Task item
Where a line of the listing below includes the word "this", reproduce that line.

Supplied records START

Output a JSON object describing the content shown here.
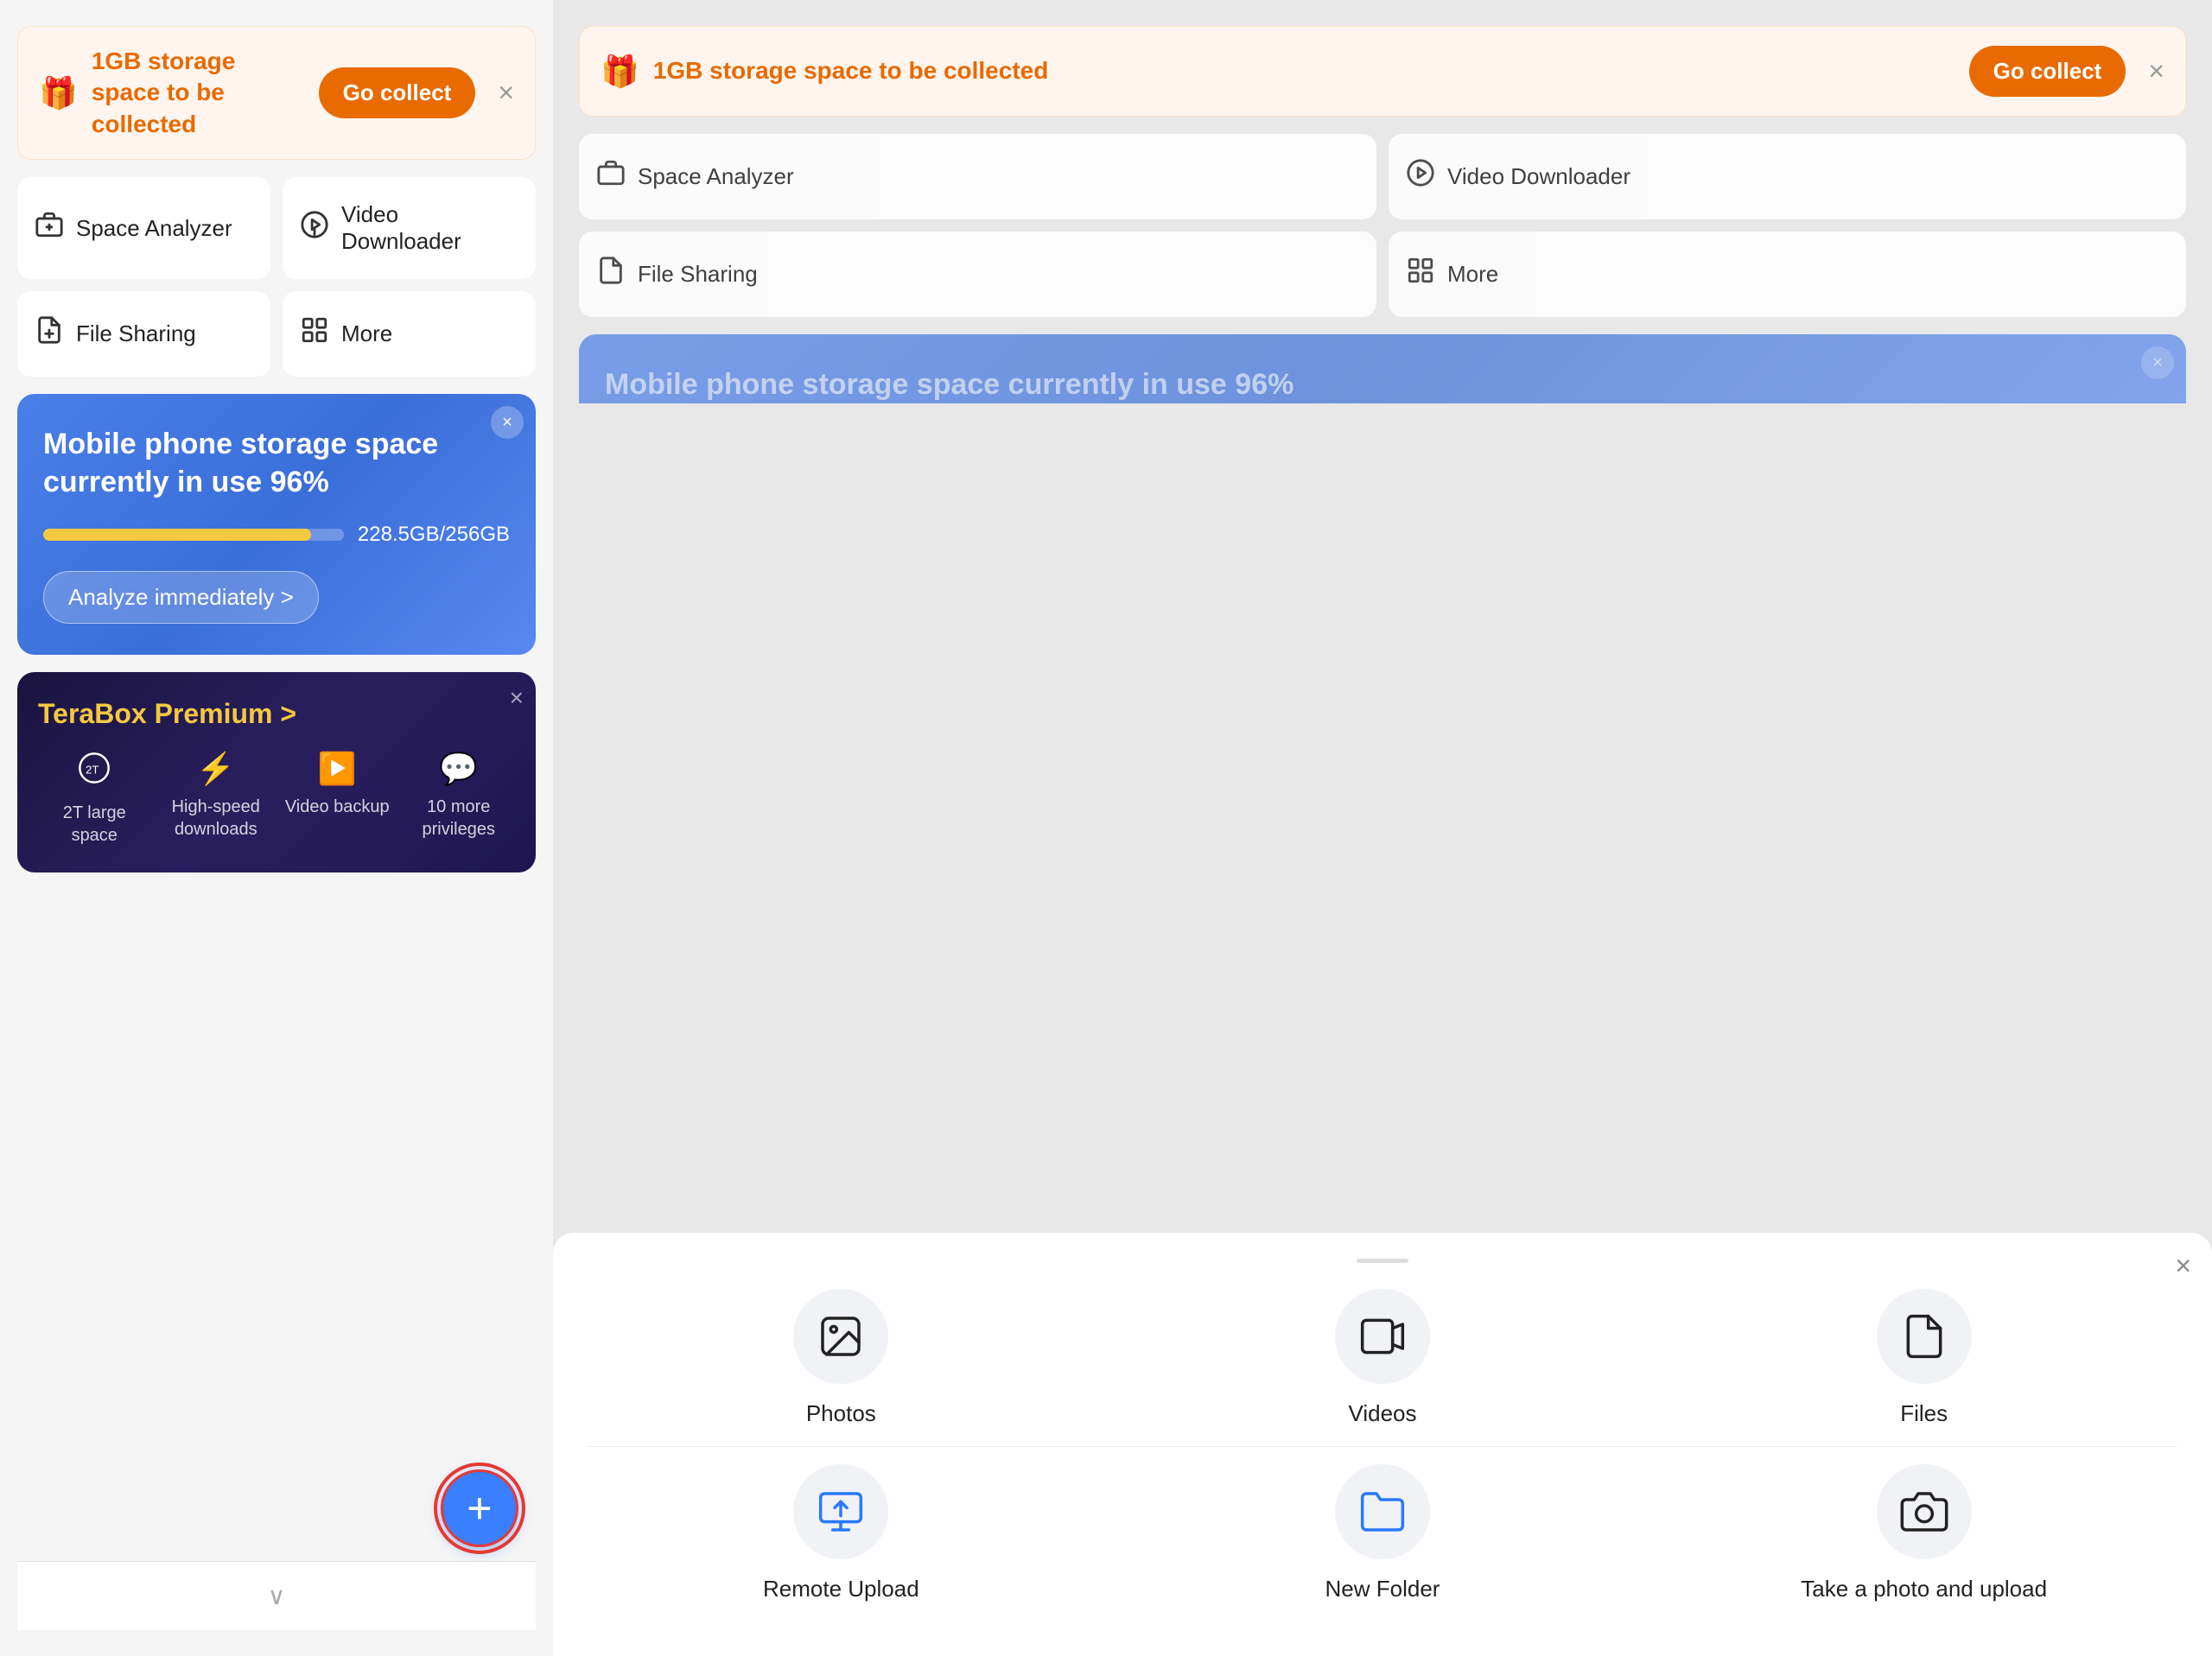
{
  "left": {
    "promo": {
      "icon": "🎁",
      "text": "1GB storage space to be collected",
      "button_label": "Go collect",
      "close": "×"
    },
    "tools": [
      {
        "id": "space-analyzer",
        "icon": "🗄️",
        "label": "Space Analyzer"
      },
      {
        "id": "video-downloader",
        "icon": "⏬",
        "label": "Video Downloader"
      },
      {
        "id": "file-sharing",
        "icon": "📤",
        "label": "File Sharing"
      },
      {
        "id": "more",
        "icon": "⊞",
        "label": "More"
      }
    ],
    "storage": {
      "close": "×",
      "title": "Mobile phone storage space currently in use 96%",
      "progress_pct": 89,
      "progress_label": "228.5GB/256GB",
      "analyze_label": "Analyze immediately >"
    },
    "premium": {
      "close": "×",
      "title": "TeraBox Premium >",
      "features": [
        {
          "icon": "☁️",
          "label": "2T large space"
        },
        {
          "icon": "⚡",
          "label": "High-speed downloads"
        },
        {
          "icon": "▶️",
          "label": "Video backup"
        },
        {
          "icon": "💬",
          "label": "10 more privileges"
        }
      ]
    },
    "fab": {
      "icon": "+"
    },
    "bottom_arrow": "∨"
  },
  "right": {
    "promo": {
      "icon": "🎁",
      "text": "1GB storage space to be collected",
      "button_label": "Go collect",
      "close": "×"
    },
    "tools": [
      {
        "id": "space-analyzer",
        "icon": "🗄️",
        "label": "Space Analyzer"
      },
      {
        "id": "video-downloader",
        "icon": "⏬",
        "label": "Video Downloader"
      },
      {
        "id": "file-sharing",
        "icon": "📤",
        "label": "File Sharing"
      },
      {
        "id": "more",
        "icon": "⊞",
        "label": "More"
      }
    ],
    "storage": {
      "close": "×",
      "title": "Mobile phone storage space currently in use 96%"
    },
    "modal": {
      "close": "×",
      "items_row1": [
        {
          "id": "photos",
          "icon": "🖼️",
          "label": "Photos"
        },
        {
          "id": "videos",
          "icon": "📹",
          "label": "Videos"
        },
        {
          "id": "files",
          "icon": "📄",
          "label": "Files"
        }
      ],
      "items_row2": [
        {
          "id": "remote-upload",
          "icon": "⬆️",
          "label": "Remote Upload"
        },
        {
          "id": "new-folder",
          "icon": "📁",
          "label": "New Folder"
        },
        {
          "id": "take-photo",
          "icon": "📷",
          "label": "Take a photo and upload"
        }
      ]
    }
  }
}
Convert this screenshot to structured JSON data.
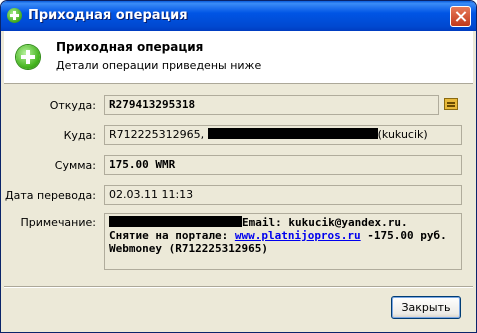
{
  "window": {
    "title": "Приходная операция"
  },
  "header": {
    "title": "Приходная операция",
    "subtitle": "Детали операции приведены ниже"
  },
  "fields": {
    "from_label": "Откуда:",
    "from_value": "R279413295318",
    "to_label": "Куда:",
    "to_value_prefix": "R712225312965,",
    "to_value_suffix": "(kukucik)",
    "amount_label": "Сумма:",
    "amount_value": "175.00 WMR",
    "date_label": "Дата перевода:",
    "date_value": "02.03.11 11:13",
    "note_label": "Примечание:",
    "note_line1": "Email: kukucik@yandex.ru.",
    "note_line2_prefix": "Снятие на портале: ",
    "note_link": "www.platnijopros.ru",
    "note_line2_suffix": " -175.00 руб.",
    "note_line3": "Webmoney (R712225312965)"
  },
  "buttons": {
    "close_label": "Закрыть"
  }
}
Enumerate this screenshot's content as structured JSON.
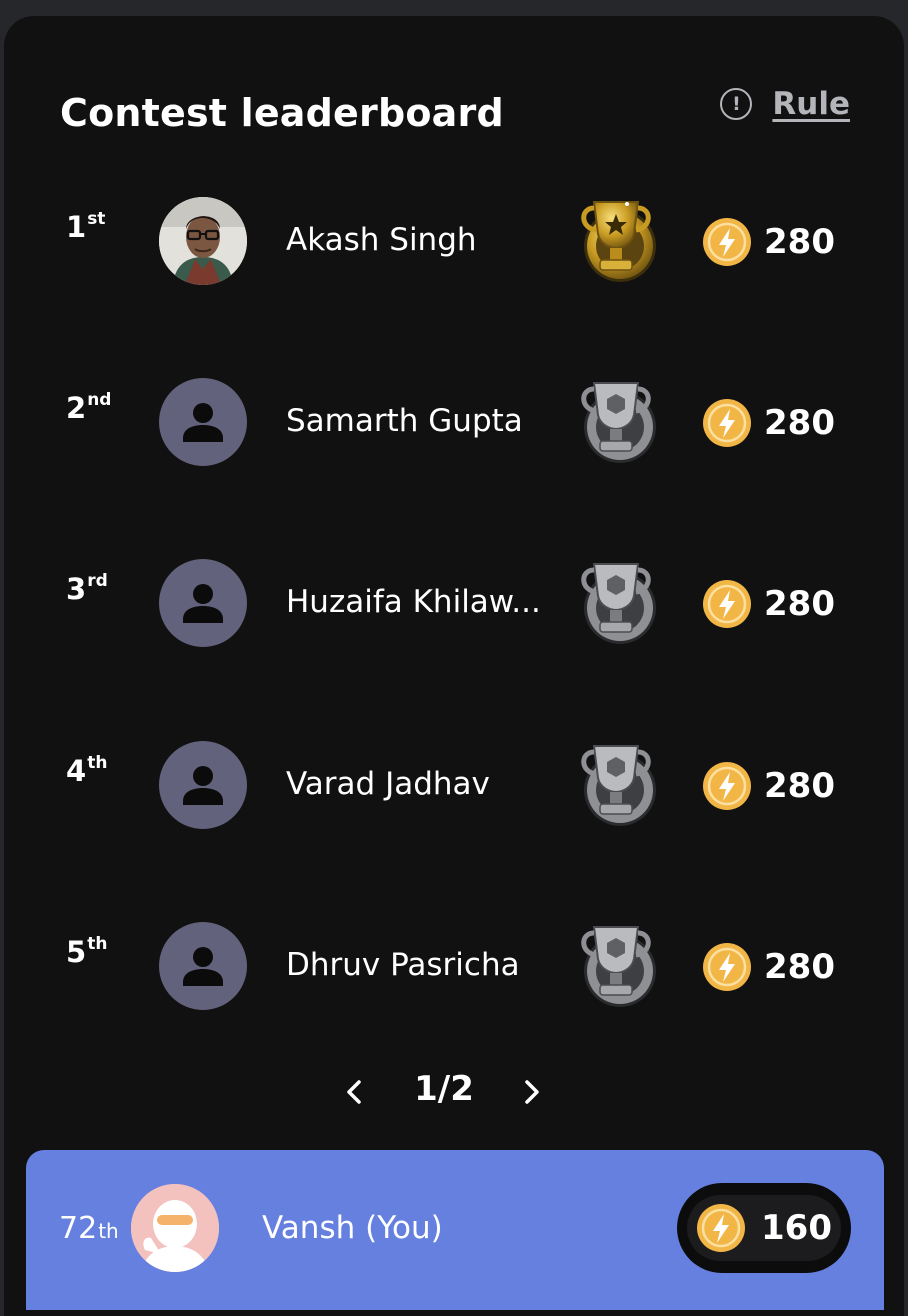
{
  "header": {
    "title": "Contest leaderboard",
    "rule_label": "Rule",
    "rule_icon": "exclamation-circle-icon"
  },
  "entries": [
    {
      "rank": "1",
      "suffix": "st",
      "name": "Akash Singh",
      "score": "280",
      "trophy": "gold-trophy-icon",
      "avatar": "photo"
    },
    {
      "rank": "2",
      "suffix": "nd",
      "name": "Samarth Gupta",
      "score": "280",
      "trophy": "silver-trophy-icon",
      "avatar": "default-user-icon"
    },
    {
      "rank": "3",
      "suffix": "rd",
      "name": "Huzaifa Khilaw...",
      "score": "280",
      "trophy": "silver-trophy-icon",
      "avatar": "default-user-icon"
    },
    {
      "rank": "4",
      "suffix": "th",
      "name": "Varad Jadhav",
      "score": "280",
      "trophy": "silver-trophy-icon",
      "avatar": "default-user-icon"
    },
    {
      "rank": "5",
      "suffix": "th",
      "name": "Dhruv Pasricha",
      "score": "280",
      "trophy": "silver-trophy-icon",
      "avatar": "default-user-icon"
    }
  ],
  "pagination": {
    "label": "1/2",
    "prev_icon": "chevron-left-icon",
    "next_icon": "chevron-right-icon"
  },
  "current_user": {
    "rank": "72",
    "suffix": "th",
    "name": "Vansh (You)",
    "score": "160",
    "avatar": "ninja-avatar"
  },
  "colors": {
    "card_bg": "#111112",
    "user_bar_bg": "#6680e0",
    "coin": "#f2b646",
    "avatar_placeholder": "#63627c",
    "gold": "#c9a227",
    "silver": "#8e9094"
  }
}
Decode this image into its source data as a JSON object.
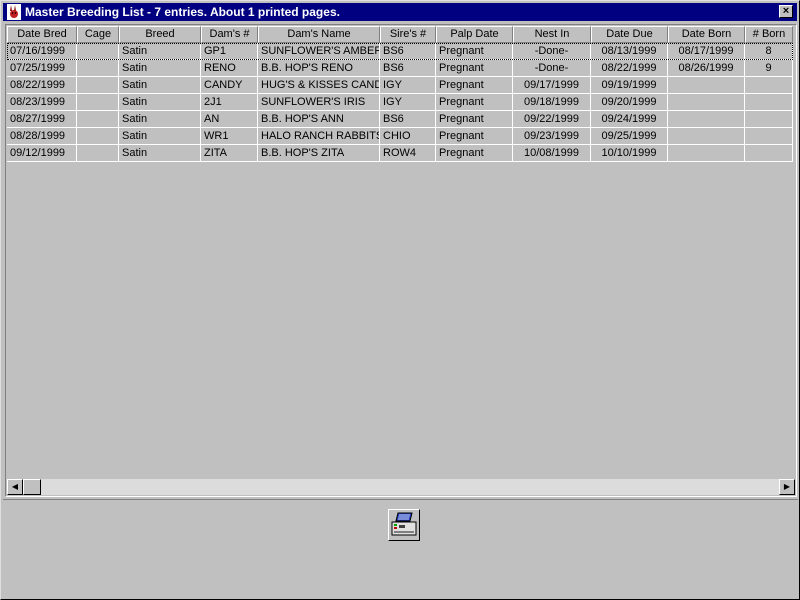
{
  "window": {
    "title": "Master Breeding List - 7 entries.  About 1 printed pages.",
    "close_label": "×"
  },
  "table": {
    "columns": [
      {
        "key": "date_bred",
        "label": "Date Bred"
      },
      {
        "key": "cage",
        "label": "Cage"
      },
      {
        "key": "breed",
        "label": "Breed"
      },
      {
        "key": "dams_num",
        "label": "Dam's #"
      },
      {
        "key": "dams_name",
        "label": "Dam's Name"
      },
      {
        "key": "sires_num",
        "label": "Sire's #"
      },
      {
        "key": "palp_date",
        "label": "Palp Date"
      },
      {
        "key": "nest_in",
        "label": "Nest In"
      },
      {
        "key": "date_due",
        "label": "Date Due"
      },
      {
        "key": "date_born",
        "label": "Date Born"
      },
      {
        "key": "num_born",
        "label": "# Born"
      }
    ],
    "rows": [
      [
        "07/16/1999",
        "",
        "Satin",
        "GP1",
        "SUNFLOWER'S AMBER",
        "BS6",
        "Pregnant",
        "-Done-",
        "08/13/1999",
        "08/17/1999",
        "8"
      ],
      [
        "07/25/1999",
        "",
        "Satin",
        "RENO",
        "B.B. HOP'S RENO",
        "BS6",
        "Pregnant",
        "-Done-",
        "08/22/1999",
        "08/26/1999",
        "9"
      ],
      [
        "08/22/1999",
        "",
        "Satin",
        "CANDY",
        "HUG'S & KISSES CANDY",
        "IGY",
        "Pregnant",
        "09/17/1999",
        "09/19/1999",
        "",
        ""
      ],
      [
        "08/23/1999",
        "",
        "Satin",
        "2J1",
        "SUNFLOWER'S IRIS",
        "IGY",
        "Pregnant",
        "09/18/1999",
        "09/20/1999",
        "",
        ""
      ],
      [
        "08/27/1999",
        "",
        "Satin",
        "AN",
        "B.B. HOP'S ANN",
        "BS6",
        "Pregnant",
        "09/22/1999",
        "09/24/1999",
        "",
        ""
      ],
      [
        "08/28/1999",
        "",
        "Satin",
        "WR1",
        "HALO RANCH RABBITS",
        "CHIO",
        "Pregnant",
        "09/23/1999",
        "09/25/1999",
        "",
        ""
      ],
      [
        "09/12/1999",
        "",
        "Satin",
        "ZITA",
        "B.B. HOP'S ZITA",
        "ROW4",
        "Pregnant",
        "10/08/1999",
        "10/10/1999",
        "",
        ""
      ]
    ]
  },
  "scrollbar": {
    "left_arrow": "◀",
    "right_arrow": "▶"
  },
  "icons": {
    "app": "rabbit-icon",
    "print": "printer-icon"
  }
}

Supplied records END

Exercise output
Convert this screenshot to structured JSON data.
Enumerate this screenshot's content as structured JSON.
Decode this image into its source data as a JSON object.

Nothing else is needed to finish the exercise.